YOUR GOAL
Return the data given below exactly as it appears.

========

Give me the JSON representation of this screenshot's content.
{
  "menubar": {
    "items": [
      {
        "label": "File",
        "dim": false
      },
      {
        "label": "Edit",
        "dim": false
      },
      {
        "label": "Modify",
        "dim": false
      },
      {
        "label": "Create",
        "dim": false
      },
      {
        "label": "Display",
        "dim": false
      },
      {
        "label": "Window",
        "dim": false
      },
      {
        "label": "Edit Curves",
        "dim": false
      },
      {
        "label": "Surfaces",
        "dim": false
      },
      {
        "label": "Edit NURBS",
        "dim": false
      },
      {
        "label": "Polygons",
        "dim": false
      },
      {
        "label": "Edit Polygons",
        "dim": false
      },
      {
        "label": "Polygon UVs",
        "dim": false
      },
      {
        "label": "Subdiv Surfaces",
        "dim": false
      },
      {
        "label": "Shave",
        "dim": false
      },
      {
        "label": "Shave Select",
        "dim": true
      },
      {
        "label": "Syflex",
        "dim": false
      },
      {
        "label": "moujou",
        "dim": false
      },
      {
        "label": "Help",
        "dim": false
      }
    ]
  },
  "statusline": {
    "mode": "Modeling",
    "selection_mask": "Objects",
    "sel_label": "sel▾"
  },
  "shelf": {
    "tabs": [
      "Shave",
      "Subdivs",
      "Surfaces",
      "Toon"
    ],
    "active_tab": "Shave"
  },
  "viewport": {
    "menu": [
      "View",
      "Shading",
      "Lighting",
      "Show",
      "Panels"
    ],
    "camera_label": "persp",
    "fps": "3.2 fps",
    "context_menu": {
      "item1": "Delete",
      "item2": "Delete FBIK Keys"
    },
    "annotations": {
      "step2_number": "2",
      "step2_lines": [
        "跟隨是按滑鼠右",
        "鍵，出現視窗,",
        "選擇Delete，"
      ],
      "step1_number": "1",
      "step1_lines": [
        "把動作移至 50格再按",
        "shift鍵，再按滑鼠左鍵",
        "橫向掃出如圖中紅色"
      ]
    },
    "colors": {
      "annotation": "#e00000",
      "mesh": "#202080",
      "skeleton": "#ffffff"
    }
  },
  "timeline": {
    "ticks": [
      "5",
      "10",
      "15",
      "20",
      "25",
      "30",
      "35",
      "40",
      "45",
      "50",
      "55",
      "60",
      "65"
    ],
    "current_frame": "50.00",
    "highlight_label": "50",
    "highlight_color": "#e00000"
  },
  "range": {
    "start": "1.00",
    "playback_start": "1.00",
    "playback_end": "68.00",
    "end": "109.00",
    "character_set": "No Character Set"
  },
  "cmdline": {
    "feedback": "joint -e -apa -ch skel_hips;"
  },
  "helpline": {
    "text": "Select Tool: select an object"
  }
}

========

SOLVED PROBLEM
Give me the JSON representation of this screenshot's content.
{
  "menubar": {
    "items": [
      {
        "label": "File",
        "dim": false
      },
      {
        "label": "Edit",
        "dim": false
      },
      {
        "label": "Modify",
        "dim": false
      },
      {
        "label": "Create",
        "dim": false
      },
      {
        "label": "Display",
        "dim": false
      },
      {
        "label": "Window",
        "dim": false
      },
      {
        "label": "Edit Curves",
        "dim": false
      },
      {
        "label": "Surfaces",
        "dim": false
      },
      {
        "label": "Edit NURBS",
        "dim": false
      },
      {
        "label": "Polygons",
        "dim": false
      },
      {
        "label": "Edit Polygons",
        "dim": false
      },
      {
        "label": "Polygon UVs",
        "dim": false
      },
      {
        "label": "Subdiv Surfaces",
        "dim": false
      },
      {
        "label": "Shave",
        "dim": false
      },
      {
        "label": "Shave Select",
        "dim": true
      },
      {
        "label": "Syflex",
        "dim": false
      },
      {
        "label": "moujou",
        "dim": false
      },
      {
        "label": "Help",
        "dim": false
      }
    ]
  },
  "statusline": {
    "mode": "Modeling",
    "selection_mask": "Objects",
    "sel_label": "sel▾"
  },
  "shelf": {
    "tabs": [
      "Shave",
      "Subdivs",
      "Surfaces",
      "Toon"
    ],
    "active_tab": "Shave"
  },
  "viewport": {
    "menu": [
      "View",
      "Shading",
      "Lighting",
      "Show",
      "Panels"
    ],
    "camera_label": "persp",
    "fps": "3.2 fps",
    "context_menu": {
      "item1": "Delete",
      "item2": "Delete FBIK Keys"
    },
    "annotations": {
      "step2_number": "2",
      "step2_lines": [
        "跟隨是按滑鼠右",
        "鍵，出現視窗,",
        "選擇Delete，"
      ],
      "step1_number": "1",
      "step1_lines": [
        "把動作移至 50格再按",
        "shift鍵，再按滑鼠左鍵",
        "橫向掃出如圖中紅色"
      ]
    },
    "colors": {
      "annotation": "#e00000",
      "mesh": "#202080",
      "skeleton": "#ffffff"
    }
  },
  "timeline": {
    "ticks": [
      "5",
      "10",
      "15",
      "20",
      "25",
      "30",
      "35",
      "40",
      "45",
      "50",
      "55",
      "60",
      "65"
    ],
    "current_frame": "50.00",
    "highlight_label": "50",
    "highlight_color": "#e00000"
  },
  "range": {
    "start": "1.00",
    "playback_start": "1.00",
    "playback_end": "68.00",
    "end": "109.00",
    "character_set": "No Character Set"
  },
  "cmdline": {
    "feedback": "joint -e -apa -ch skel_hips;"
  },
  "helpline": {
    "text": "Select Tool: select an object"
  }
}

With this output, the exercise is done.